If you are a small player, say a consultant or other solopreneur, you’d better steer clear of “meaningless innovations,” because they could pull you under.

I’ve done a talk to consultants’ groups called “Innovate or Die,” where I stress how important it is to make sure that your efforts at innovation are well-targeted, and that you know how to market them once created. Not all of us can afford to bet the farm on a potential “disruptive innovation” that turns “meaningless” when nobody buys it.

TMcT: “But don’t you have to take risks to make it big?”

Yes, you have to take risks, but how big and with whose money? Entrepreneurs take PRUDENT risks. Two things:

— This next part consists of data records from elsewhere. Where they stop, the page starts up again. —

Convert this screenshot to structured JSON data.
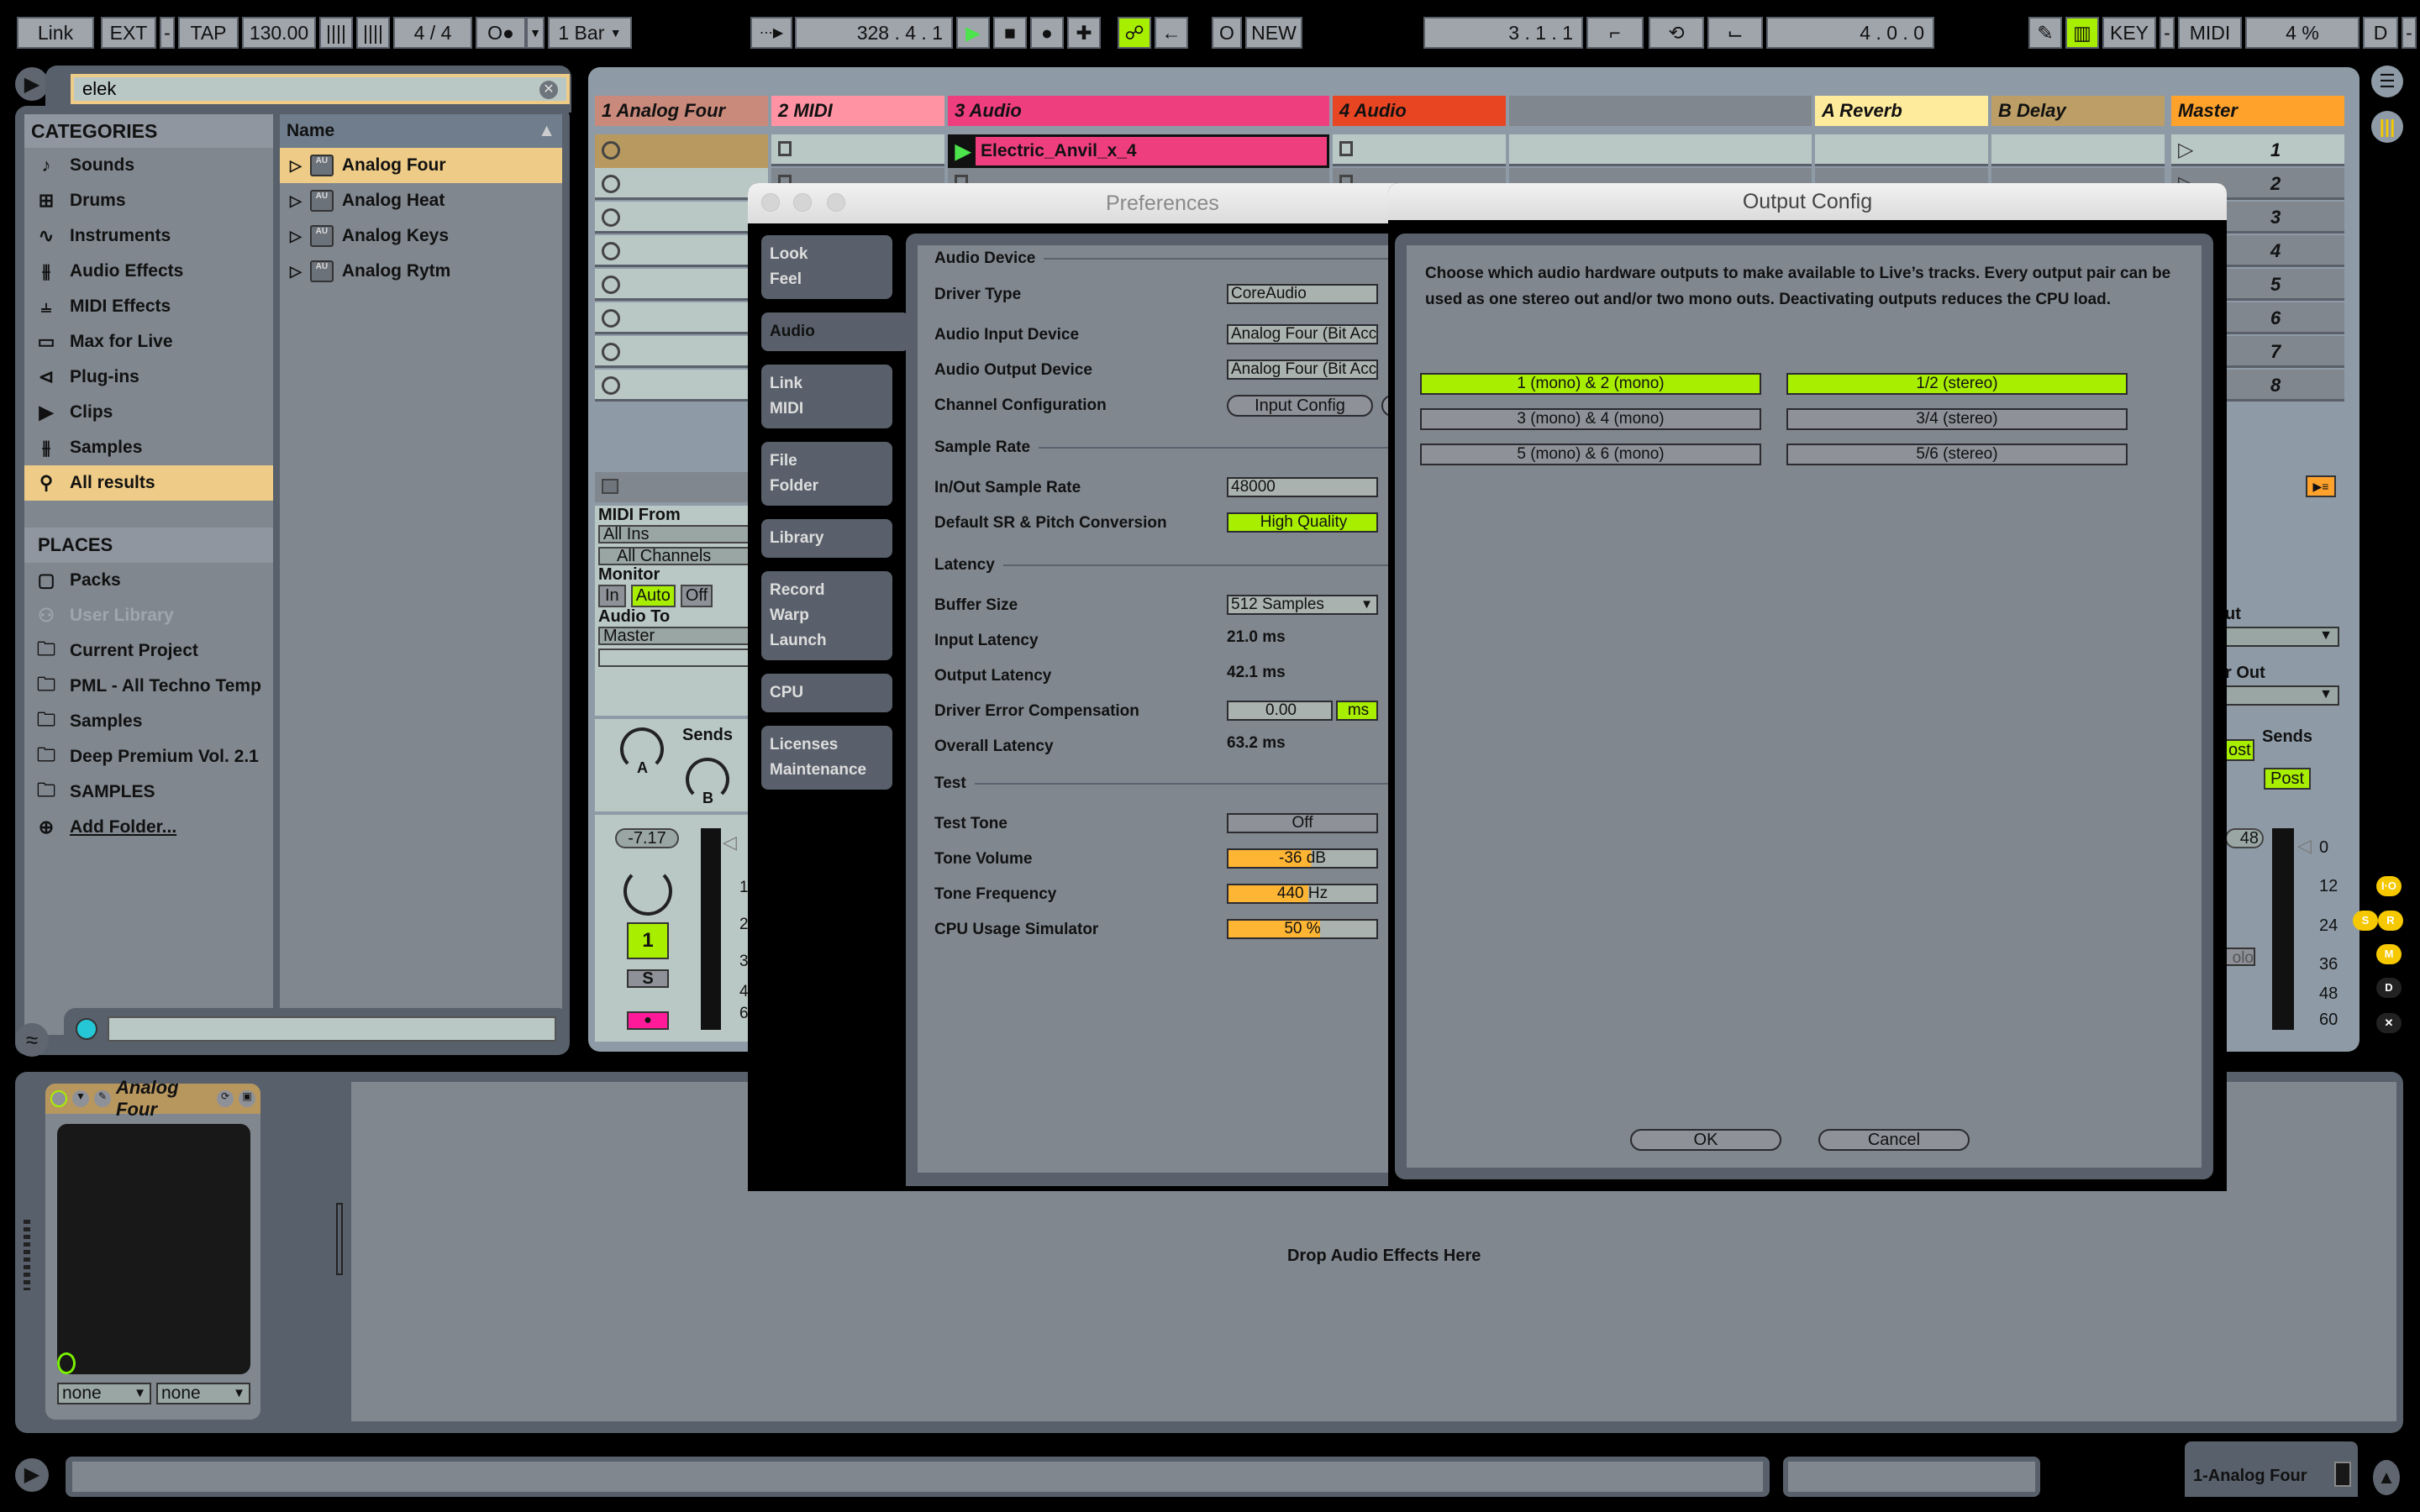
{
  "transport": {
    "link": "Link",
    "ext": "EXT",
    "tap": "TAP",
    "tempo": "130.00",
    "time_signature": "4 / 4",
    "quantization": "1 Bar",
    "position": "328 .  4 .  1",
    "new": "NEW",
    "loop_start": "3 .  1 .  1",
    "loop_length": "4 .  0 .  0",
    "key": "KEY",
    "midi": "MIDI",
    "cpu": "4 %",
    "d": "D"
  },
  "browser": {
    "search_value": "elek",
    "categories_title": "CATEGORIES",
    "categories": [
      {
        "label": "Sounds",
        "icon": "note-icon",
        "glyph": "♪"
      },
      {
        "label": "Drums",
        "icon": "grid-icon",
        "glyph": "⊞"
      },
      {
        "label": "Instruments",
        "icon": "wave-icon",
        "glyph": "∿"
      },
      {
        "label": "Audio Effects",
        "icon": "audio-effects-icon",
        "glyph": "⫵"
      },
      {
        "label": "MIDI Effects",
        "icon": "midi-effects-icon",
        "glyph": "⫨"
      },
      {
        "label": "Max for Live",
        "icon": "max-icon",
        "glyph": "▭"
      },
      {
        "label": "Plug-ins",
        "icon": "plug-icon",
        "glyph": "⊲"
      },
      {
        "label": "Clips",
        "icon": "clip-icon",
        "glyph": "▶"
      },
      {
        "label": "Samples",
        "icon": "samples-icon",
        "glyph": "⫵"
      },
      {
        "label": "All results",
        "icon": "search-icon",
        "glyph": "⚲",
        "selected": true
      }
    ],
    "places_title": "PLACES",
    "places": [
      {
        "label": "Packs",
        "icon": "packs-icon",
        "glyph": "▢"
      },
      {
        "label": "User Library",
        "icon": "user-icon",
        "glyph": "⚇",
        "disabled": true
      },
      {
        "label": "Current Project",
        "icon": "project-folder-icon",
        "glyph": "🗀"
      },
      {
        "label": "PML - All Techno Temp",
        "icon": "folder-icon",
        "glyph": "🗀"
      },
      {
        "label": "Samples",
        "icon": "folder-icon",
        "glyph": "🗀"
      },
      {
        "label": "Deep Premium Vol. 2.1",
        "icon": "folder-icon",
        "glyph": "🗀"
      },
      {
        "label": "SAMPLES",
        "icon": "folder-icon",
        "glyph": "🗀"
      },
      {
        "label": "Add Folder...",
        "icon": "add-icon",
        "glyph": "⊕"
      }
    ],
    "results_header": "Name",
    "results": [
      {
        "label": "Analog Four",
        "selected": true
      },
      {
        "label": "Analog Heat"
      },
      {
        "label": "Analog Keys"
      },
      {
        "label": "Analog Rytm"
      }
    ]
  },
  "session": {
    "tracks": [
      {
        "name": "1 Analog Four",
        "color": "#c98a7c"
      },
      {
        "name": "2 MIDI",
        "color": "#ff93a4"
      },
      {
        "name": "3 Audio",
        "color": "#ef3e7e"
      },
      {
        "name": "4 Audio",
        "color": "#e84522"
      },
      {
        "name": "A Reverb",
        "color": "#ffeb9c"
      },
      {
        "name": "B Delay",
        "color": "#bc9e66"
      },
      {
        "name": "Master",
        "color": "#ffa22c"
      }
    ],
    "clip": "Electric_Anvil_x_4",
    "scenes": [
      "1",
      "2",
      "3",
      "4",
      "5",
      "6",
      "7",
      "8"
    ],
    "io": {
      "midi_from_label": "MIDI From",
      "midi_from": "All Ins",
      "channels": "All Channels",
      "monitor_label": "Monitor",
      "monitor_in": "In",
      "monitor_auto": "Auto",
      "monitor_off": "Off",
      "audio_to_label": "Audio To",
      "audio_to": "Master"
    },
    "sends_label": "Sends",
    "send_a": "A",
    "send_b": "B",
    "volume": "-7.17",
    "track_number": "1",
    "solo": "S",
    "meter_labels": [
      "1",
      "2",
      "3",
      "4",
      "6"
    ],
    "master_meter_labels": [
      "0",
      "12",
      "24",
      "36",
      "48",
      "60"
    ],
    "master_volume": "48",
    "master_out_label": "ut",
    "cue_out_label": "r Out",
    "post": "Post",
    "post2": "ost",
    "solo_partial": "olo"
  },
  "preferences": {
    "title": "Preferences",
    "tabs": [
      {
        "lines": [
          "Look",
          "Feel"
        ]
      },
      {
        "lines": [
          "Audio"
        ],
        "selected": true
      },
      {
        "lines": [
          "Link",
          "MIDI"
        ]
      },
      {
        "lines": [
          "File",
          "Folder"
        ]
      },
      {
        "lines": [
          "Library"
        ]
      },
      {
        "lines": [
          "Record",
          "Warp",
          "Launch"
        ]
      },
      {
        "lines": [
          "CPU"
        ]
      },
      {
        "lines": [
          "Licenses",
          "Maintenance"
        ]
      }
    ],
    "audio_device_section": "Audio Device",
    "driver_type_label": "Driver Type",
    "driver_type": "CoreAudio",
    "input_device_label": "Audio Input Device",
    "input_device": "Analog Four (Bit Accu",
    "output_device_label": "Audio Output Device",
    "output_device": "Analog Four (Bit Accu",
    "channel_config_label": "Channel Configuration",
    "input_config": "Input Config",
    "sample_rate_section": "Sample Rate",
    "sample_rate_label": "In/Out Sample Rate",
    "sample_rate": "48000",
    "sr_conv_label": "Default SR & Pitch Conversion",
    "sr_conv": "High Quality",
    "latency_section": "Latency",
    "buffer_label": "Buffer Size",
    "buffer": "512 Samples",
    "input_latency_label": "Input Latency",
    "input_latency": "21.0 ms",
    "output_latency_label": "Output Latency",
    "output_latency": "42.1 ms",
    "driver_comp_label": "Driver Error Compensation",
    "driver_comp": "0.00",
    "driver_comp_unit": "ms",
    "overall_latency_label": "Overall Latency",
    "overall_latency": "63.2 ms",
    "test_section": "Test",
    "test_tone_label": "Test Tone",
    "test_tone": "Off",
    "tone_volume_label": "Tone Volume",
    "tone_volume": "-36 dB",
    "tone_volume_fill": 0.56,
    "tone_freq_label": "Tone Frequency",
    "tone_freq": "440 Hz",
    "tone_freq_fill": 0.54,
    "cpu_sim_label": "CPU Usage Simulator",
    "cpu_sim": "50 %",
    "cpu_sim_fill": 0.62
  },
  "output_config": {
    "title": "Output Config",
    "description": "Choose which audio hardware outputs to make available to Live’s tracks. Every output pair can be used as one stereo out and/or two mono outs.  Deactivating outputs reduces the CPU load.",
    "mono": [
      {
        "label": "1 (mono) & 2 (mono)",
        "active": true
      },
      {
        "label": "3 (mono) & 4 (mono)",
        "active": false
      },
      {
        "label": "5 (mono) & 6 (mono)",
        "active": false
      }
    ],
    "stereo": [
      {
        "label": "1/2 (stereo)",
        "active": true
      },
      {
        "label": "3/4 (stereo)",
        "active": false
      },
      {
        "label": "5/6 (stereo)",
        "active": false
      }
    ],
    "ok": "OK",
    "cancel": "Cancel"
  },
  "device": {
    "name": "Analog Four",
    "macro1": "none",
    "macro2": "none",
    "drop_hint": "Drop Audio Effects Here"
  },
  "status": {
    "selected_track": "1-Analog Four"
  },
  "side_toggles": [
    "I·O",
    "S",
    "R",
    "M",
    "D",
    "✕"
  ]
}
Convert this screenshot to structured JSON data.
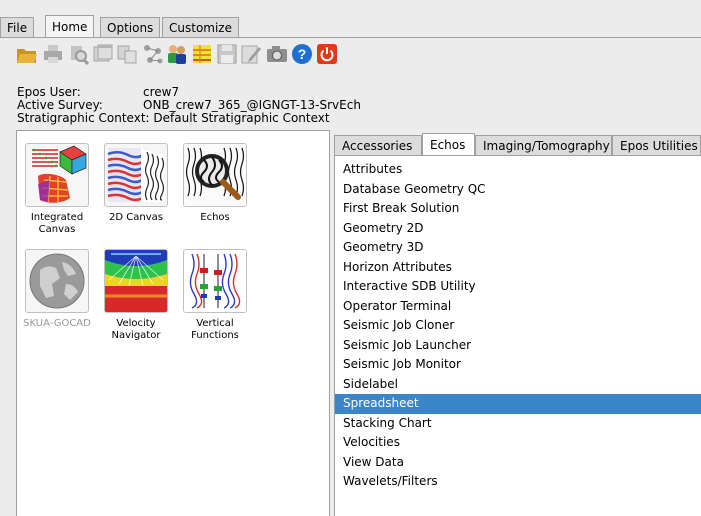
{
  "menu_tabs": [
    {
      "label": "File",
      "active": false
    },
    {
      "label": "Home",
      "active": true
    },
    {
      "label": "Options",
      "active": false
    },
    {
      "label": "Customize",
      "active": false
    }
  ],
  "toolbar_icons": [
    "open-folder-icon",
    "print-icon",
    "print-preview-icon",
    "window-icon",
    "copy-window-icon",
    "network-icon",
    "users-icon",
    "wall-icon",
    "save-icon",
    "edit-icon",
    "camera-icon",
    "help-icon",
    "power-icon"
  ],
  "info": {
    "user_label": "Epos User:",
    "user_value": "crew7",
    "survey_label": "Active Survey:",
    "survey_value": "ONB_crew7_365_@IGNGT-13-SrvEch",
    "context_label": "Stratigraphic Context:",
    "context_value": "Default Stratigraphic Context"
  },
  "apps": [
    {
      "label": "Integrated Canvas",
      "icon": "integrated-canvas-icon",
      "enabled": true
    },
    {
      "label": "2D Canvas",
      "icon": "2d-canvas-icon",
      "enabled": true
    },
    {
      "label": "Echos",
      "icon": "echos-icon",
      "enabled": true
    },
    {
      "label": "SKUA-GOCAD",
      "icon": "skua-gocad-icon",
      "enabled": false
    },
    {
      "label": "Velocity Navigator",
      "icon": "velocity-navigator-icon",
      "enabled": true
    },
    {
      "label": "Vertical Functions",
      "icon": "vertical-functions-icon",
      "enabled": true
    }
  ],
  "right_tabs": [
    {
      "label": "Accessories",
      "active": false
    },
    {
      "label": "Echos",
      "active": true
    },
    {
      "label": "Imaging/Tomography",
      "active": false
    },
    {
      "label": "Epos Utilities",
      "active": false
    }
  ],
  "echos_list": [
    {
      "label": "Attributes",
      "selected": false
    },
    {
      "label": "Database Geometry QC",
      "selected": false
    },
    {
      "label": "First Break Solution",
      "selected": false
    },
    {
      "label": "Geometry 2D",
      "selected": false
    },
    {
      "label": "Geometry 3D",
      "selected": false
    },
    {
      "label": "Horizon Attributes",
      "selected": false
    },
    {
      "label": "Interactive SDB Utility",
      "selected": false
    },
    {
      "label": "Operator Terminal",
      "selected": false
    },
    {
      "label": "Seismic Job Cloner",
      "selected": false
    },
    {
      "label": "Seismic Job Launcher",
      "selected": false
    },
    {
      "label": "Seismic Job Monitor",
      "selected": false
    },
    {
      "label": "Sidelabel",
      "selected": false
    },
    {
      "label": "Spreadsheet",
      "selected": true
    },
    {
      "label": "Stacking Chart",
      "selected": false
    },
    {
      "label": "Velocities",
      "selected": false
    },
    {
      "label": "View Data",
      "selected": false
    },
    {
      "label": "Wavelets/Filters",
      "selected": false
    }
  ],
  "colors": {
    "selection": "#3b86c9",
    "help": "#1f6fd0",
    "power": "#e03a1a"
  }
}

— There’s a risk/reward calculation. The bigger the potential reward, the greater risk is justified. BUT it’s easy to fool yourself. “This is foolproof. We have no competitors.” I just lost $25k investing in one of these.

— OPM. This is why we have VCs and angels. They can afford to lose your investment. Of course, their price is high.

— There’s an absolute ceiling on risk you should take. Despite the image of the “all in” player, are you going to bet your own house? Your kids’ college funds?

Maybe you will. I know many who have. Some lost, and they started over. Or the wife went back to work. (Why is it that men are more likely to bet the farm than are women entrepreneurs?)

I guess the biggest error is not going for it due to fear of the above. You regret it forever.

The second biggest error is going for it, but NOT going in big and fast. Prudent, organic investment in innovation, then your better capitalized competitors whiz past you, leaving you stunted. This has happened to me.

« Newer PostsOlder Posts »

Powered by WordPress